On May 27, 2020, Regis Korchinski-Paquet, a 29-year-old Afro-Indigenous woman, suffered a horrific death during an interaction with Toronto police. Just eight days later, Chantel Moore, an Indigenous woman from Tla-o-qui-aht First Nation, was killed by New Brunswick police during another police interaction, dubiously referred to in the media as a “wellness check.” These devastating incidents are the latest in the countless acts of state violence targeting Black and Indigenous people in Canada, and are part of a broader longstanding history of white-supremacist colonial oppression. These incidents also occur in the context of a long history of fatalities in encounters between police and people experiencing mental distress.

We are outraged and grief-stricken over these egregious injustices, and so many others. To our Black and Indigenous community members: we cry, rage, and stand with you.

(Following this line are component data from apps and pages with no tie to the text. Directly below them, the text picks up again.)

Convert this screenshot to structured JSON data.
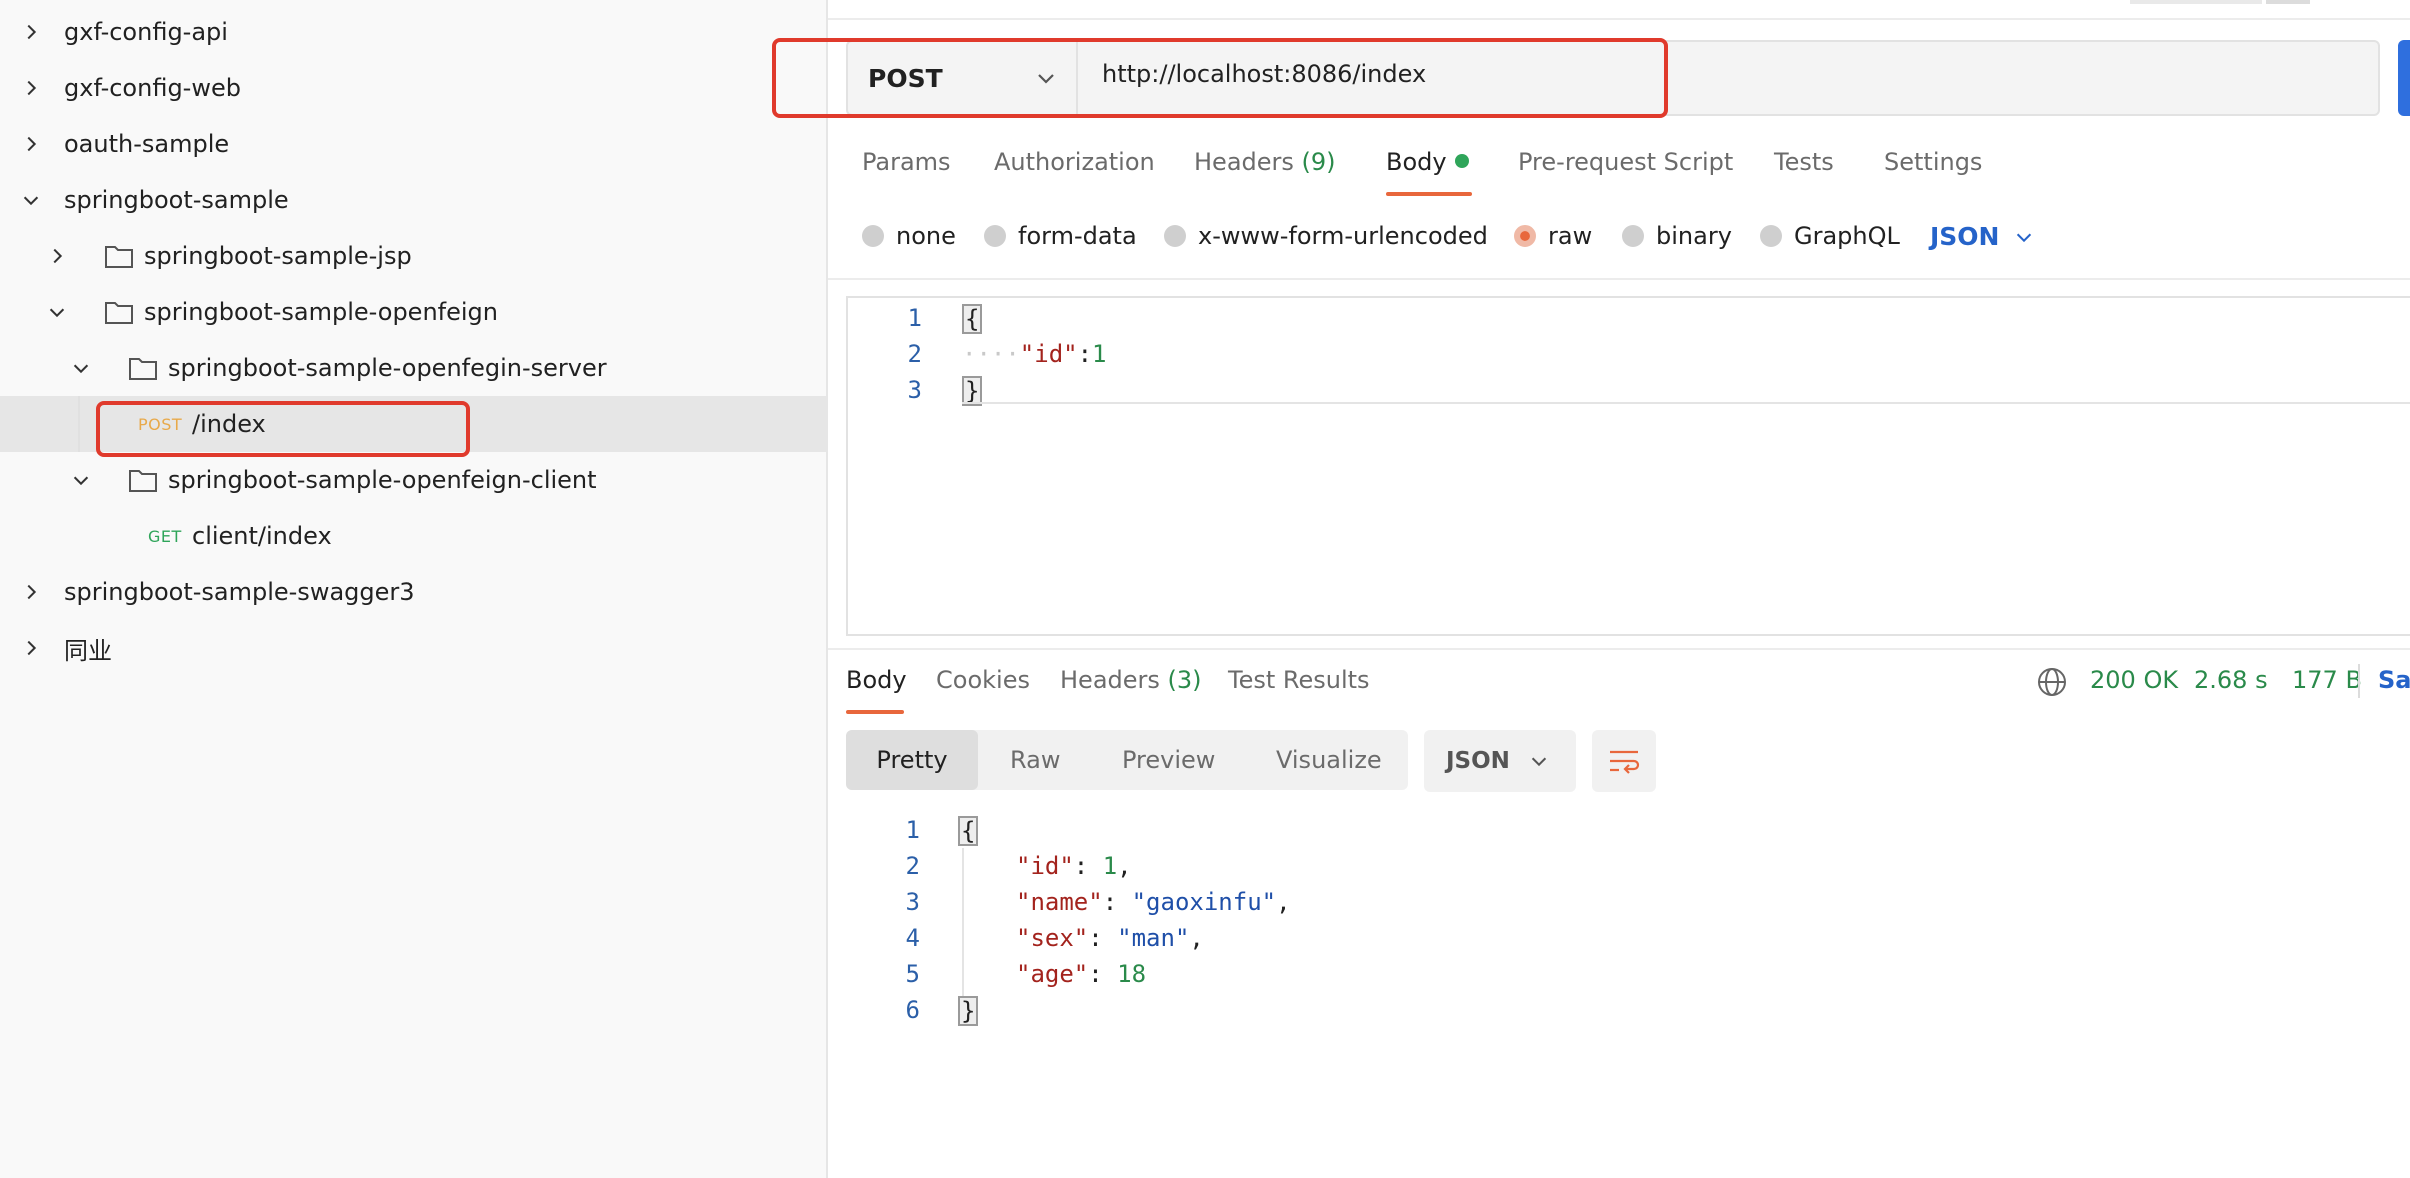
{
  "sidebar": {
    "items": [
      {
        "label": "gxf-config-api"
      },
      {
        "label": "gxf-config-web"
      },
      {
        "label": "oauth-sample"
      },
      {
        "label": "springboot-sample"
      },
      {
        "label": "springboot-sample-jsp"
      },
      {
        "label": "springboot-sample-openfeign"
      },
      {
        "label": "springboot-sample-openfegin-server"
      },
      {
        "label": "/index",
        "method": "POST"
      },
      {
        "label": "springboot-sample-openfeign-client"
      },
      {
        "label": "client/index",
        "method": "GET"
      },
      {
        "label": "springboot-sample-swagger3"
      },
      {
        "label": "同业"
      }
    ]
  },
  "request": {
    "method": "POST",
    "url": "http://localhost:8086/index",
    "tabs": {
      "params": "Params",
      "authorization": "Authorization",
      "headers": "Headers",
      "headers_count": "(9)",
      "body": "Body",
      "prerequest": "Pre-request Script",
      "tests": "Tests",
      "settings": "Settings"
    },
    "body_types": {
      "none": "none",
      "form_data": "form-data",
      "urlencoded": "x-www-form-urlencoded",
      "raw": "raw",
      "binary": "binary",
      "graphql": "GraphQL"
    },
    "body_format": "JSON",
    "body_lines": {
      "n1": "1",
      "n2": "2",
      "n3": "3",
      "open": "{",
      "indent": "····",
      "key": "\"id\"",
      "colon": ":",
      "value": "1",
      "close": "}"
    }
  },
  "response": {
    "tabs": {
      "body": "Body",
      "cookies": "Cookies",
      "headers": "Headers",
      "headers_count": "(3)",
      "test_results": "Test Results"
    },
    "status": "200 OK",
    "time": "2.68 s",
    "size": "177 B",
    "save_label": "Sav",
    "views": {
      "pretty": "Pretty",
      "raw": "Raw",
      "preview": "Preview",
      "visualize": "Visualize"
    },
    "format": "JSON",
    "lines": {
      "n1": "1",
      "n2": "2",
      "n3": "3",
      "n4": "4",
      "n5": "5",
      "n6": "6",
      "open": "{",
      "close": "}",
      "id_key": "\"id\"",
      "id_value": "1",
      "name_key": "\"name\"",
      "name_value": "\"gaoxinfu\"",
      "sex_key": "\"sex\"",
      "sex_value": "\"man\"",
      "age_key": "\"age\"",
      "age_value": "18"
    }
  },
  "colors": {
    "accent_orange": "#e8673c",
    "highlight_red": "#e03a2c",
    "success_green": "#2a8a4a",
    "link_blue": "#2563c9"
  }
}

As an organization committed to the dismantling of oppressive systems, the Law Union strongly urges its white and non-Black/non-Indigenous members to reflect deeply on privilege, positionality and complacency, and commit to taking action against anti-Black/anti-Indigenous racism and lethal policing of people in mental distress. As Dr. Angela Davis generously teaches us, “In a racist society, it is not enough to be non-racist, we must be antiracist.”

Taking action can take many forms, both short and long term. In the short term, it involves exerting pressure on governments and institutions to take these tragedies seriously, as the details of what happened will not come to light unless we demand them collectively. It involves contacting elected representatives and civil servants to demand transparency and accountability. It could mean attending (safely) a protest. We highlight the demands brought forth by the organizers of the protest in Toronto on May 30th: an independent investigation into the death of Regis Korchinski-Paquet, oversight of the SIU, and charges brought to the officers involved. It could also involve direct economic support for the families of Chantel Moore (, Regis Korchinski-Paquet ( and/or groups on the front lines fighting for justice for Black and Indigenous peoples, and other peoples of colour (e.g.;

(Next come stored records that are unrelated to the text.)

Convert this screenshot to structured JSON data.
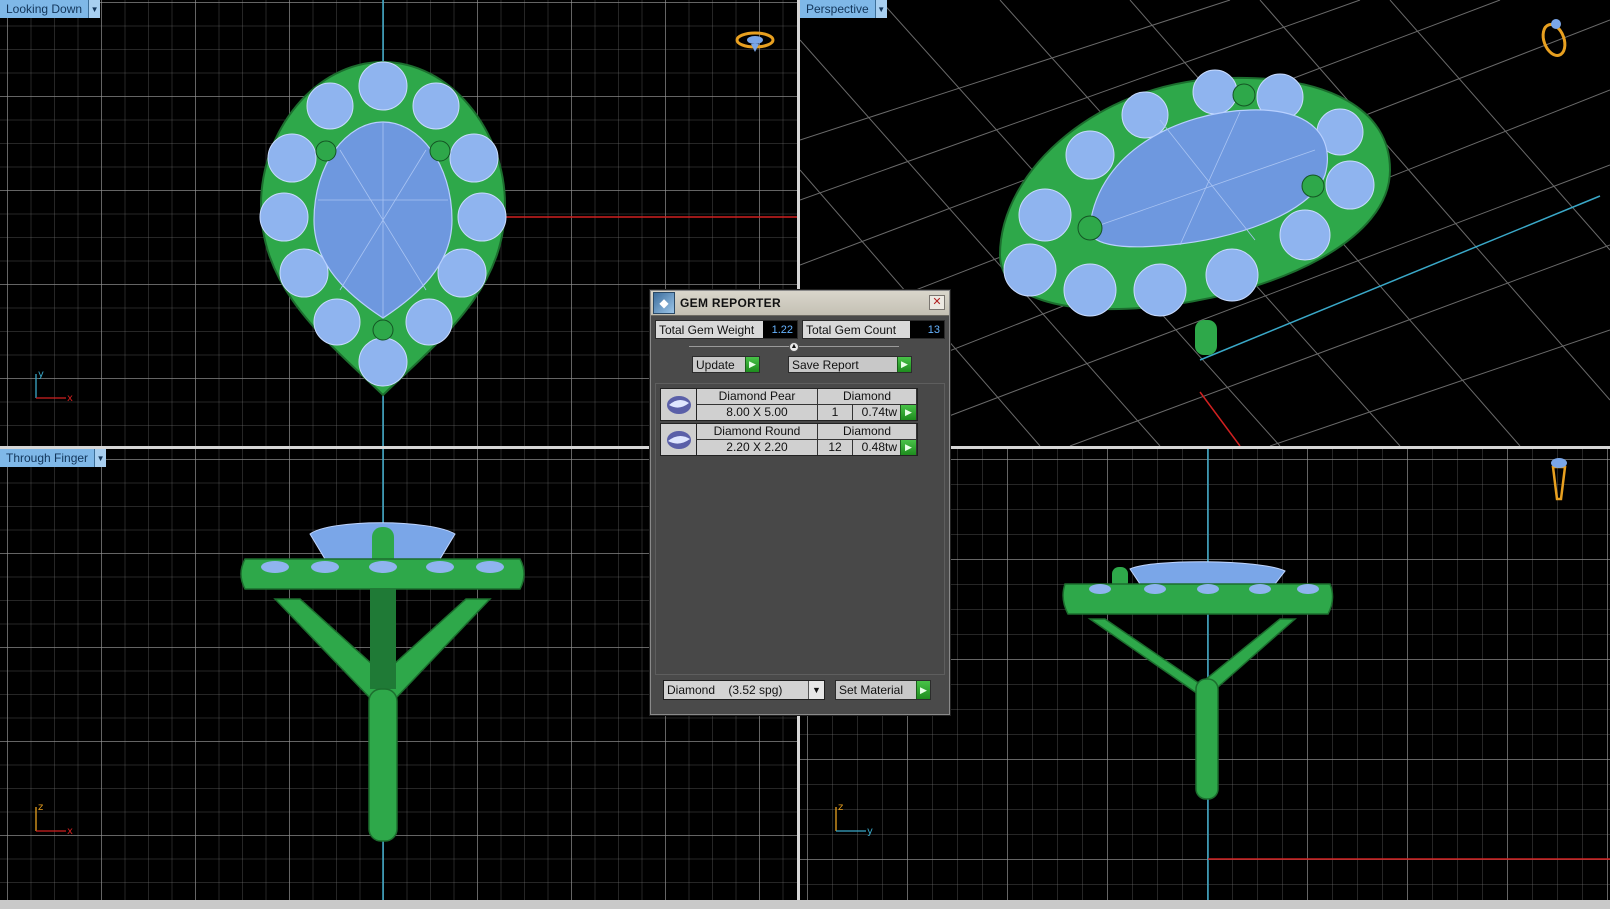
{
  "viewports": {
    "top": {
      "label": "Looking Down",
      "axes": [
        "y",
        "x"
      ]
    },
    "perspective": {
      "label": "Perspective"
    },
    "front": {
      "label": "Through Finger",
      "axes": [
        "z",
        "x"
      ]
    },
    "side": {
      "axes": [
        "z",
        "y"
      ]
    }
  },
  "gem_reporter": {
    "title": "GEM REPORTER",
    "total_weight_label": "Total Gem Weight",
    "total_weight_value": "1.22",
    "total_count_label": "Total Gem Count",
    "total_count_value": "13",
    "update_label": "Update",
    "save_report_label": "Save Report",
    "gems": [
      {
        "name": "Diamond Pear",
        "material": "Diamond",
        "size": "8.00 X 5.00",
        "qty": "1",
        "weight": "0.74tw"
      },
      {
        "name": "Diamond Round",
        "material": "Diamond",
        "size": "2.20 X 2.20",
        "qty": "12",
        "weight": "0.48tw"
      }
    ],
    "material_select": "Diamond    (3.52 spg)",
    "set_material_label": "Set Material"
  },
  "colors": {
    "metal": "#2ea84a",
    "gem": "#7aa6e8",
    "viewport_label_bg": "#7fb8e8",
    "action_green": "#2aa82a"
  }
}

In the long term, crucially, taking action must include an unwavering commitment to the deliberate and constant deepening of one’s understanding of the oppressive structures that systematically privilege whiteness and ableness in our society, and the essential concurrent commitment to rip these structures down at every opportunity. One resource can be found here:

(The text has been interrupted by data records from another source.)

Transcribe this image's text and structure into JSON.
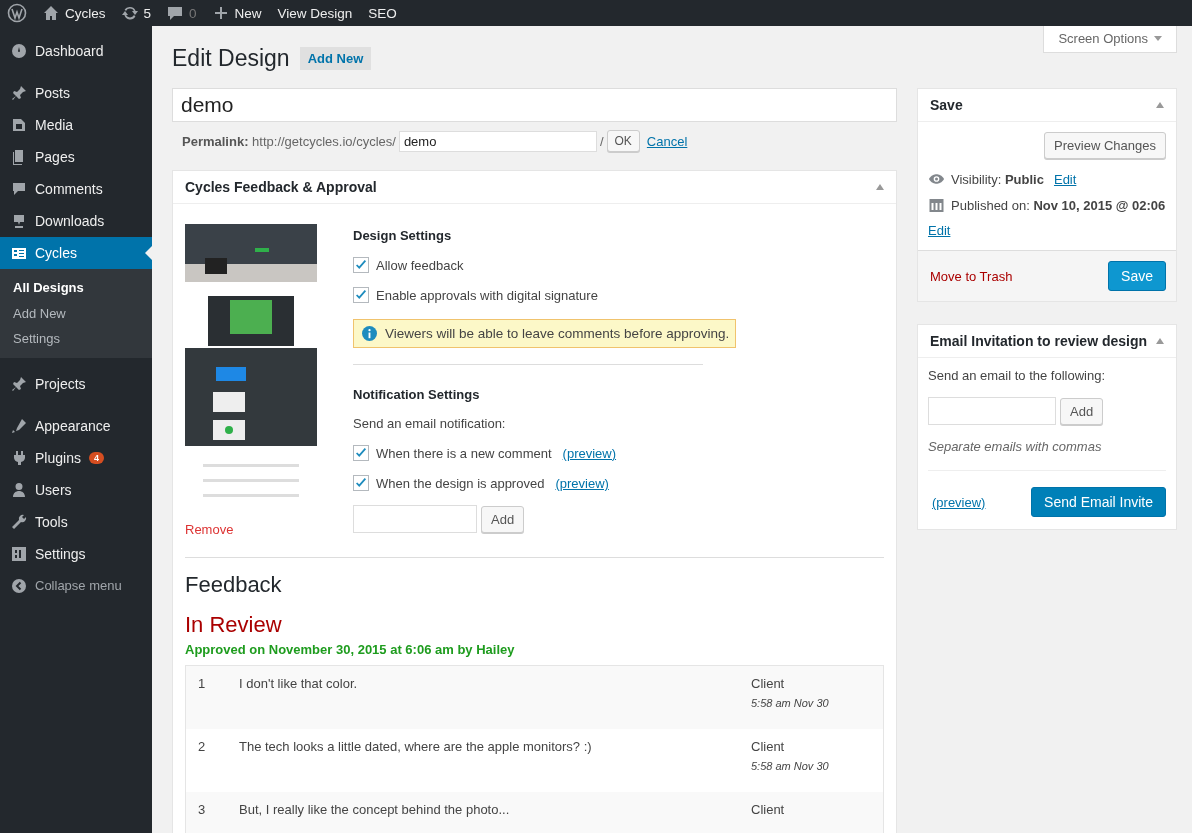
{
  "admin_bar": {
    "site": "Cycles",
    "updates": "5",
    "comments": "0",
    "new": "New",
    "links": [
      "View Design",
      "SEO"
    ]
  },
  "sidebar": {
    "items": [
      {
        "label": "Dashboard",
        "selected": false
      },
      {
        "label": "Posts",
        "selected": false
      },
      {
        "label": "Media",
        "selected": false
      },
      {
        "label": "Pages",
        "selected": false
      },
      {
        "label": "Comments",
        "selected": false
      },
      {
        "label": "Downloads",
        "selected": false
      },
      {
        "label": "Cycles",
        "selected": true,
        "children": [
          {
            "label": "All Designs",
            "selected": true
          },
          {
            "label": "Add New",
            "selected": false
          },
          {
            "label": "Settings",
            "selected": false
          }
        ]
      },
      {
        "label": "Projects",
        "selected": false
      },
      {
        "label": "Appearance",
        "selected": false
      },
      {
        "label": "Plugins",
        "selected": false,
        "badge": "4"
      },
      {
        "label": "Users",
        "selected": false
      },
      {
        "label": "Tools",
        "selected": false
      },
      {
        "label": "Settings",
        "selected": false
      }
    ],
    "collapse": "Collapse menu"
  },
  "screen_options": "Screen Options",
  "heading": "Edit Design",
  "add_new": "Add New",
  "title_field": {
    "value": "demo"
  },
  "permalink": {
    "label": "Permalink:",
    "base": "http://getcycles.io/cycles/",
    "slug": "demo",
    "separator": "/",
    "ok": "OK",
    "cancel": "Cancel"
  },
  "feedback_box": {
    "title": "Cycles Feedback & Approval",
    "remove": "Remove",
    "design_settings": {
      "title": "Design Settings",
      "options": [
        {
          "label": "Allow feedback",
          "checked": true
        },
        {
          "label": "Enable approvals with digital signature",
          "checked": true
        }
      ],
      "notice": "Viewers will be able to leave comments before approving."
    },
    "notification_settings": {
      "title": "Notification Settings",
      "intro": "Send an email notification:",
      "options": [
        {
          "label": "When there is a new comment",
          "link": "(preview)",
          "checked": true
        },
        {
          "label": "When the design is approved",
          "link": "(preview)",
          "checked": true
        }
      ],
      "add": "Add"
    },
    "feedback": {
      "title": "Feedback",
      "status": "In Review",
      "approved": "Approved on November 30, 2015 at 6:06 am by Hailey",
      "rows": [
        {
          "number": "1",
          "comment": "I don't like that color.",
          "author": "Client",
          "time": "5:58 am Nov 30"
        },
        {
          "number": "2",
          "comment": "The tech looks a little dated, where are the apple monitors? :)",
          "author": "Client",
          "time": "5:58 am Nov 30"
        },
        {
          "number": "3",
          "comment": "But, I really like the concept behind the photo...",
          "author": "Client"
        }
      ]
    }
  },
  "save_box": {
    "title": "Save",
    "preview": "Preview Changes",
    "visibility_label": "Visibility:",
    "visibility": "Public",
    "visibility_edit": "Edit",
    "published_label": "Published on:",
    "published": "Nov 10, 2015 @ 02:06",
    "published_edit": "Edit",
    "trash": "Move to Trash",
    "save": "Save"
  },
  "email_box": {
    "title": "Email Invitation to review design",
    "intro": "Send an email to the following:",
    "add": "Add",
    "hint": "Separate emails with commas",
    "preview": "(preview)",
    "send": "Send Email Invite"
  }
}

Let us take care of each other. Let us transform our anger and grief into solidarity and courage in the fight for Justice and a better world.

In Solidarity,

The Law Union of Ontario